:: Your goal ::
What is the number of lines in the entries below that include the word "title"? Provide the number only.

Web page and app entries:
•••••
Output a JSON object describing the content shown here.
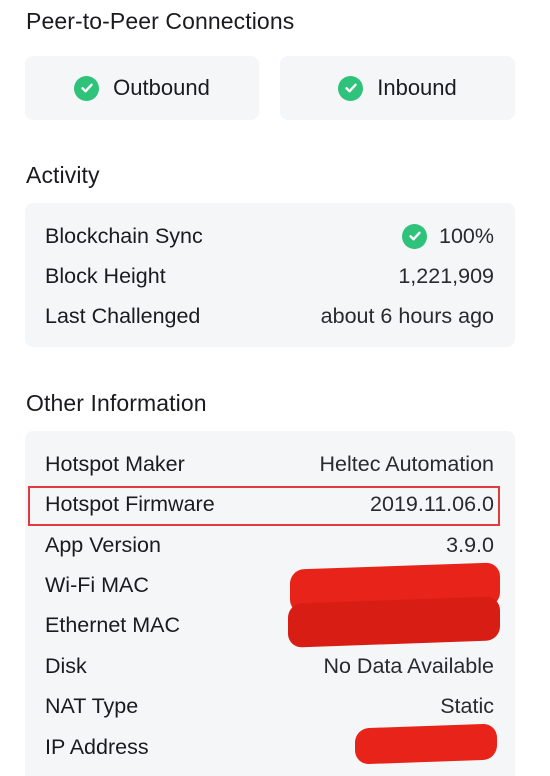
{
  "p2p": {
    "title": "Peer-to-Peer Connections",
    "outbound_label": "Outbound",
    "inbound_label": "Inbound"
  },
  "activity": {
    "title": "Activity",
    "rows": [
      {
        "label": "Blockchain Sync",
        "value": "100%",
        "icon": "check-circle-icon"
      },
      {
        "label": "Block Height",
        "value": "1,221,909"
      },
      {
        "label": "Last Challenged",
        "value": "about 6 hours ago"
      }
    ]
  },
  "other": {
    "title": "Other Information",
    "rows": [
      {
        "label": "Hotspot Maker",
        "value": "Heltec Automation"
      },
      {
        "label": "Hotspot Firmware",
        "value": "2019.11.06.0"
      },
      {
        "label": "App Version",
        "value": "3.9.0"
      },
      {
        "label": "Wi-Fi MAC",
        "value": ""
      },
      {
        "label": "Ethernet MAC",
        "value": ""
      },
      {
        "label": "Disk",
        "value": "No Data Available"
      },
      {
        "label": "NAT Type",
        "value": "Static"
      },
      {
        "label": "IP Address",
        "value": ""
      }
    ]
  },
  "colors": {
    "check_green": "#2fc27b",
    "card_bg": "#f5f6f8",
    "highlight_red": "#e23b3b",
    "redaction_red": "#e8231a"
  }
}
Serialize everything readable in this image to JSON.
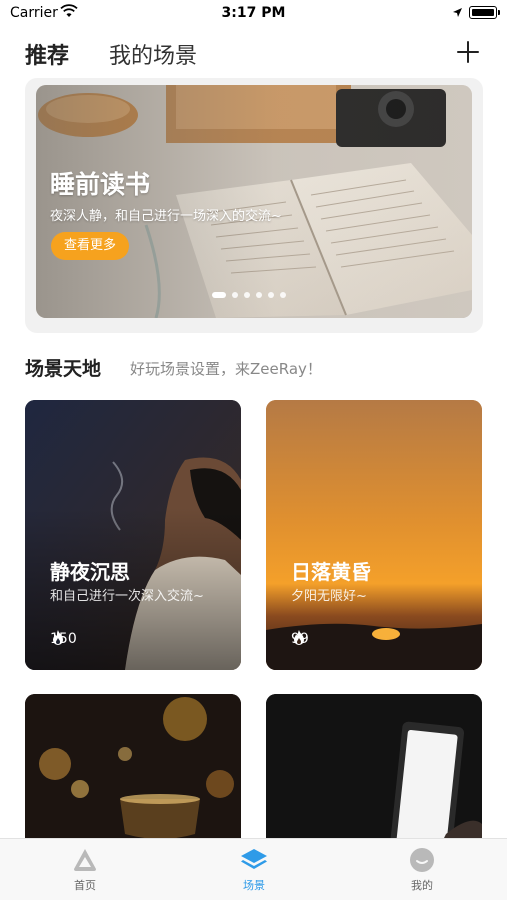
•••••
:: Exercise solution ::
3